### WORK ITEM:
Type out the records that follow, exactly as given.
# # #
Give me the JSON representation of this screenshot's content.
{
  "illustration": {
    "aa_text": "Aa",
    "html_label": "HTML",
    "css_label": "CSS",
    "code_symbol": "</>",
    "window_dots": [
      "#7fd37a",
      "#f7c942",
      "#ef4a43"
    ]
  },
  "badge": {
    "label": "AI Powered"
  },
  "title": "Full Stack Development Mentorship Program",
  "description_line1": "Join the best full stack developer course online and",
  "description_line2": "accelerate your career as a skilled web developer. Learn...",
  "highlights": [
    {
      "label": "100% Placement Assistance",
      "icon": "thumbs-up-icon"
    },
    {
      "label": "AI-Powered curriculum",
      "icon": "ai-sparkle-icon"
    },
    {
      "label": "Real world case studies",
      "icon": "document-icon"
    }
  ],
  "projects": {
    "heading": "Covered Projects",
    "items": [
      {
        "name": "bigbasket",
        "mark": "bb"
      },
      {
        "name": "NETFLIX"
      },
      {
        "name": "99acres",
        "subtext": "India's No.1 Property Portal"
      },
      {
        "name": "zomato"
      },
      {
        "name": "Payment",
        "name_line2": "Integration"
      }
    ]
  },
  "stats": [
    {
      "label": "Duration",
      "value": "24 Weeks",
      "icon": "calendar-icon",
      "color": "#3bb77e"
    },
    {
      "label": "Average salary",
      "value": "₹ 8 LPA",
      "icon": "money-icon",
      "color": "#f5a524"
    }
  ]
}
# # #
### THE COMPLETED TASK:
Give me the JSON representation of this screenshot's content.
{
  "illustration": {
    "aa_text": "Aa",
    "html_label": "HTML",
    "css_label": "CSS",
    "code_symbol": "</>",
    "window_dots": [
      "#7fd37a",
      "#f7c942",
      "#ef4a43"
    ]
  },
  "badge": {
    "label": "AI Powered"
  },
  "title": "Full Stack Development Mentorship Program",
  "description_line1": "Join the best full stack developer course online and",
  "description_line2": "accelerate your career as a skilled web developer. Learn...",
  "highlights": [
    {
      "label": "100% Placement Assistance",
      "icon": "thumbs-up-icon"
    },
    {
      "label": "AI-Powered curriculum",
      "icon": "ai-sparkle-icon"
    },
    {
      "label": "Real world case studies",
      "icon": "document-icon"
    }
  ],
  "projects": {
    "heading": "Covered Projects",
    "items": [
      {
        "name": "bigbasket",
        "mark": "bb"
      },
      {
        "name": "NETFLIX"
      },
      {
        "name": "99acres",
        "subtext": "India's No.1 Property Portal"
      },
      {
        "name": "zomato"
      },
      {
        "name": "Payment",
        "name_line2": "Integration"
      }
    ]
  },
  "stats": [
    {
      "label": "Duration",
      "value": "24 Weeks",
      "icon": "calendar-icon",
      "color": "#3bb77e"
    },
    {
      "label": "Average salary",
      "value": "₹ 8 LPA",
      "icon": "money-icon",
      "color": "#f5a524"
    }
  ]
}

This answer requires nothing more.